If you don’t remember the specifics from the service-time game from Carlos Rodon and Kris Bryant and others, the baseball season is 183 service days long, but a player only needs 172 for a full year of service time. For players with clean slates, teams tend to wait a couple of weeks before calling up their top prospects in order to gain an extra year of service time, even if excuses are absurd, and shed only after the timing is all too convenient.
For Carson Fulmer, Lucas Giolito and Reynaldo Lopez, all of them have reasons to start the season in Charlotte or Birmingham. For one, the White Sox have five starters and a full complement of relievers with major-league contracts and/or no options, and they have some incentive to see whether James Shields is completely carbon. Individually, Fulmer and Giolito batted mechanics in 2016 and have work left to do in Triple-A, and Lopez only made 19 starts above A-ball before the Nats came calling for swingman help.

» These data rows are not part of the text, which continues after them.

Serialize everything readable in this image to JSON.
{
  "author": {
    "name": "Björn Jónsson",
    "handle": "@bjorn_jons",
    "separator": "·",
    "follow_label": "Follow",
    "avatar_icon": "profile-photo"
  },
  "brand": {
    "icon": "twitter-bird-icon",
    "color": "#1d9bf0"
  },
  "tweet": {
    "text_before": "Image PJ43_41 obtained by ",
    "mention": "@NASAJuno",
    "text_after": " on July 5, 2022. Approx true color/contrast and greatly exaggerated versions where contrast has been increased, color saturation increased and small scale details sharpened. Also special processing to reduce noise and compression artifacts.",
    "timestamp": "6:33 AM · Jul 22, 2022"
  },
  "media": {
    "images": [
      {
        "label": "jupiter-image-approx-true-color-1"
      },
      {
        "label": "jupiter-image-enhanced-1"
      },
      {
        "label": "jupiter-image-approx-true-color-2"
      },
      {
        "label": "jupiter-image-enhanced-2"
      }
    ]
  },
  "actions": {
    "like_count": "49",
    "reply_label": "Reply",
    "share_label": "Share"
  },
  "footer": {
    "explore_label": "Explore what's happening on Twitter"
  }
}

The complications for timing may arise down the road, as all three pitchers have accumulated at least a month of service time.
- Fulmer: 33 days
- Giolito: 39 days
- Lopez: 44 days
It’s premature to break out the calendars and count, because if Shields and Derek Holland are useful and the other three stay healthy, then the White Sox may not have any reason to change things up until misfortune strikes or a trade market forms. But if the rotation crumbles and the entire process shifts toward service time concerns, the White Sox might want to wait until the second half of May to start the wave, which is a six-to-seven-week gap.
For the time being, the layer of five starters allows the White Sox to be positive about their prospects with less worry about painting themselves into a corner, which is nice.
Fulmer: His prospect stock took a hit during a turbulent season where all parties can claim a share of the responsibility — Fulmer, the White Sox, circumstances. If the White Sox are cautious on promoting pitching prospects during the nascent stages of a rebuild, they can point to Fulmer for the dangers of forcing a fit.
Yet the White Sox sound convinced that his strong finish was more than luck. You’ll hear the typical “stay tall” command that is applied to every Sox pitching prospect, but Richard Dotson says it’s even more important for the 6-foot Fulmer, whose fastballs sailed on him last year.
“I saw him push the ball a lot.” Dotson said, ““Yeah he throws 95, so what? It’s up in the zone and he pushes it.”
Fulmer’s “shot out of a cannon” delivery seemed like an element the Sox would try to change but Dotson was fine with it, as long as rushing toward the plate didn’t cause him to start dropping down before his release and get below the ball.
“One of the things we talked about was just tempo,” Dotson said. “Control your delivery, that’s all. I don’t want you to slow it down, control it. I want you to have tempo and pace.”
Giolito: The Washington Post spent time this week documenting how and where things went wrong between the Nationals and their former top prospect. “Stay tall” is a part of that one, too.
“Last year my stuff was not nearly as good as should be,” Giolito said. “My mechanics were way off. When I’m throwing across my body, I lose the life on my fastball. I lose the angle on my fastball, which is my bread and butter — throwing downhill, using my height to my advantage. I didn’t have any of that. Not good.”
The Nationals, Giolito said, had made some small alterations to his mechanics, in the front (or “loading”) half of his delivery. In his offseason throwing program, and this spring, the White Sox have stressed getting back to basics and a more natural motion.
If Giolito can recapture his mechanics, then the next White Sox stamp will be an effort to use his curves for strikes, and not just as a chase pitch. That brings to mind Carlos Rodon, who liked Omar Narvaez’s calls for more backdoor sliders.
Lopez: He passed Giolito on many prospect lists by the end of last season, but the reactions of Rick Renteria and Don Cooper suggest that he has the tendency to go undercovered.
"He's looked good from the get-go," pitching coach Don Cooper said. "The bottom line is we like all three of them. I didn't hear a lot (about him). When people are asking me questions it's usually about Giolito and Kopech. I'm not sure why because he's a gifted kid. He's got some stuff." [...]
"Lopez is a guy who maybe goes under the radar a little bit, but when you see his bullpen work, he's pretty clean, pretty efficient," Renteria said. "He hits his spots."
The story hasn’t changed in terms of the task ahead — his changeup is behind his fastball and curve -- but they’re apparently pleased with the way he’s set out to go about it.